*** Block opens ***

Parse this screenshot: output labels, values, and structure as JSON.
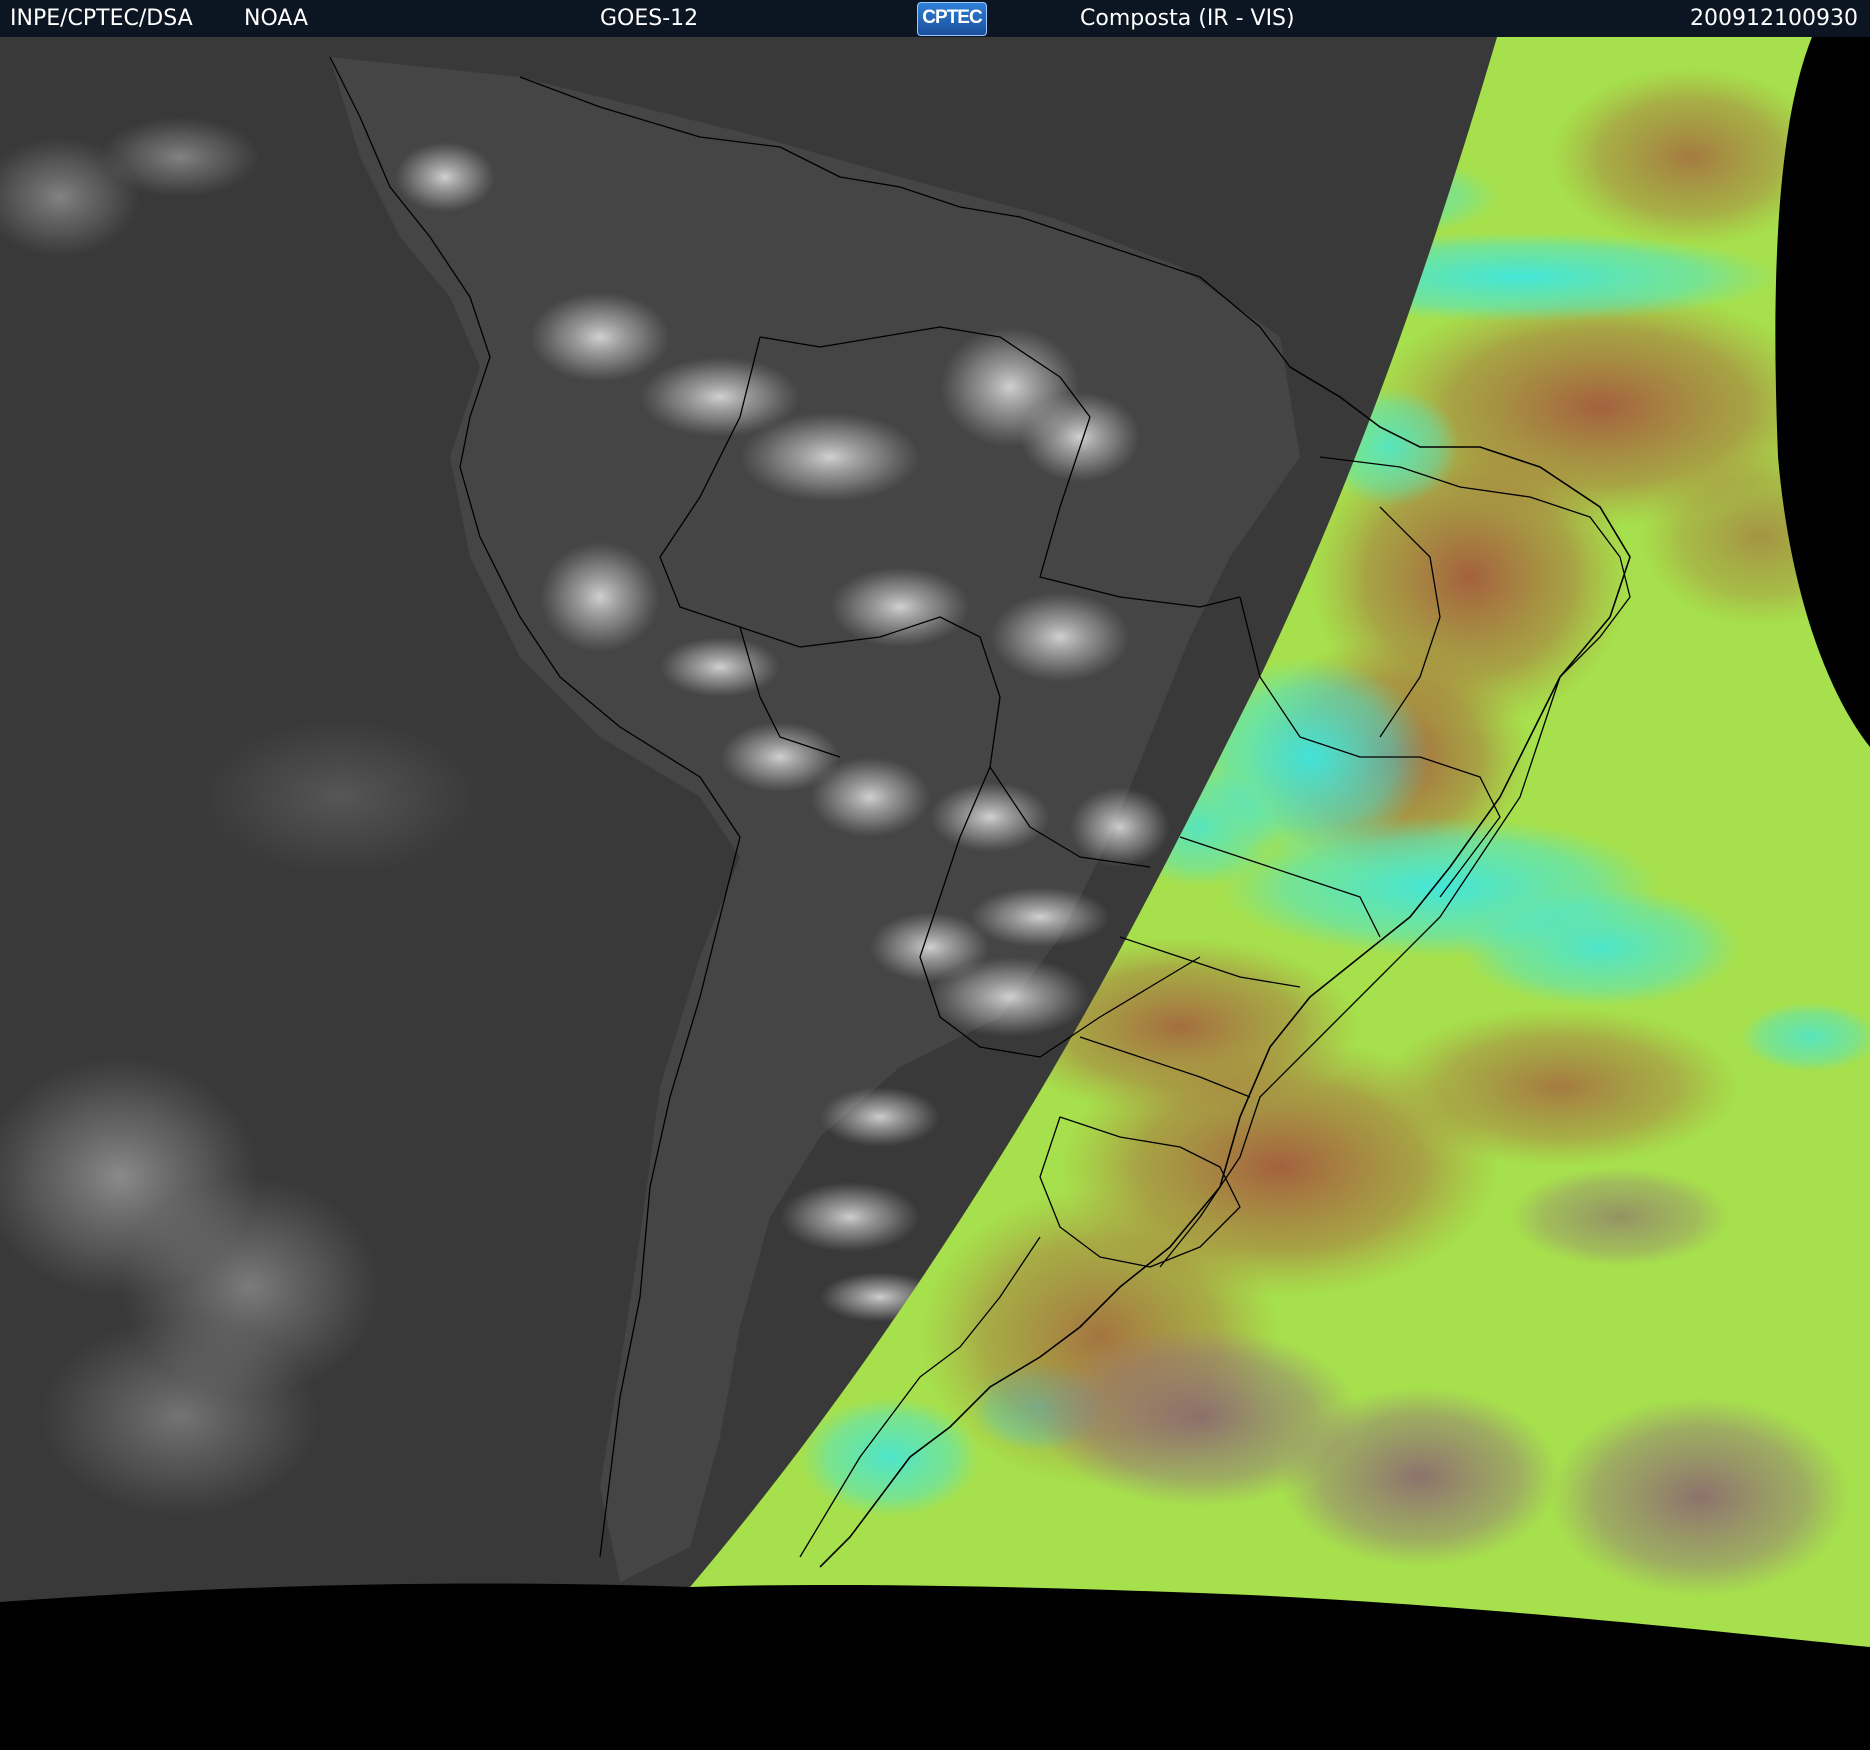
{
  "header": {
    "agency": "INPE/CPTEC/DSA",
    "provider": "NOAA",
    "satellite": "GOES-12",
    "logo_text": "CPTEC",
    "product": "Composta (IR - VIS)",
    "timestamp": "200912100930"
  },
  "colors": {
    "header_bg": "#0c1622",
    "ir_region": "#3a3a3a",
    "vis_green": "#a8e84a",
    "vis_cyan": "#3ee6e0",
    "vis_brown": "#a8613c",
    "space": "#000000",
    "boundaries": "#000000"
  }
}
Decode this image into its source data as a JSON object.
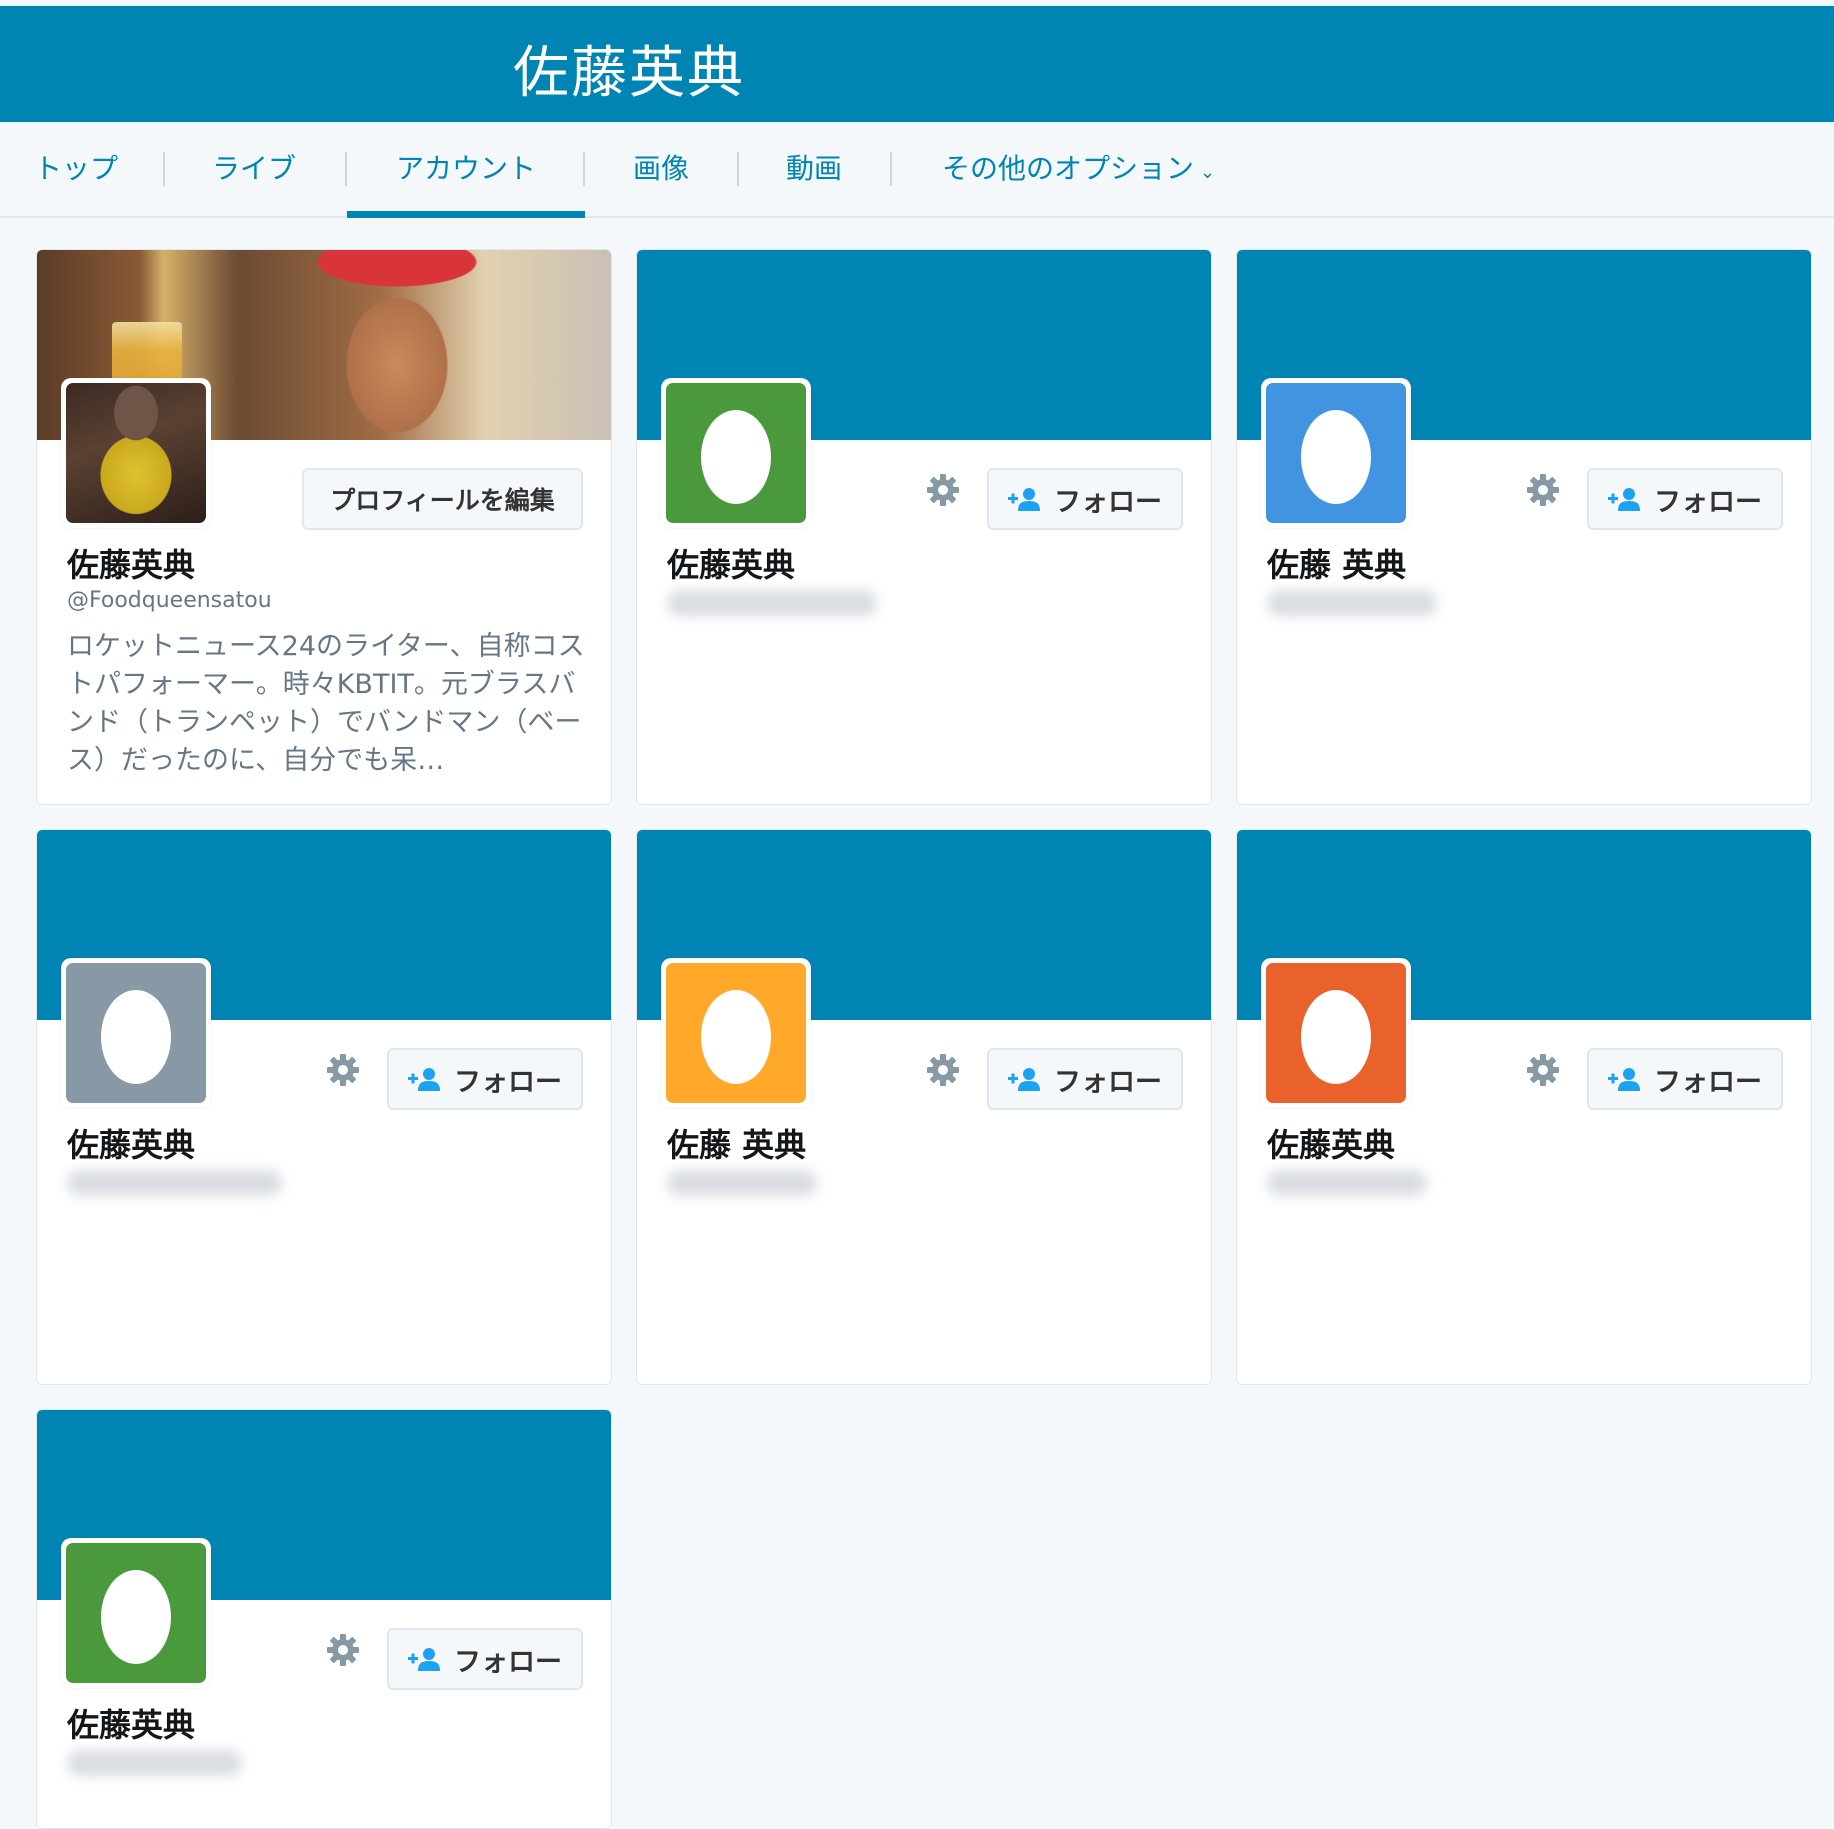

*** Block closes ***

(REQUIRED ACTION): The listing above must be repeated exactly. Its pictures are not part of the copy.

(RESPONSE BELOW):
Parse this screenshot: output labels, values, and structure as JSON.
{
  "header": {
    "agency": "INPE/CPTEC/DSA",
    "provider": "NOAA",
    "satellite": "GOES-12",
    "logo_text": "CPTEC",
    "product": "Composta (IR - VIS)",
    "timestamp": "200912100930"
  },
  "colors": {
    "header_bg": "#0c1622",
    "ir_region": "#3a3a3a",
    "vis_green": "#a8e84a",
    "vis_cyan": "#3ee6e0",
    "vis_brown": "#a8613c",
    "space": "#000000",
    "boundaries": "#000000"
  }
}
Decode this image into its source data as a JSON object.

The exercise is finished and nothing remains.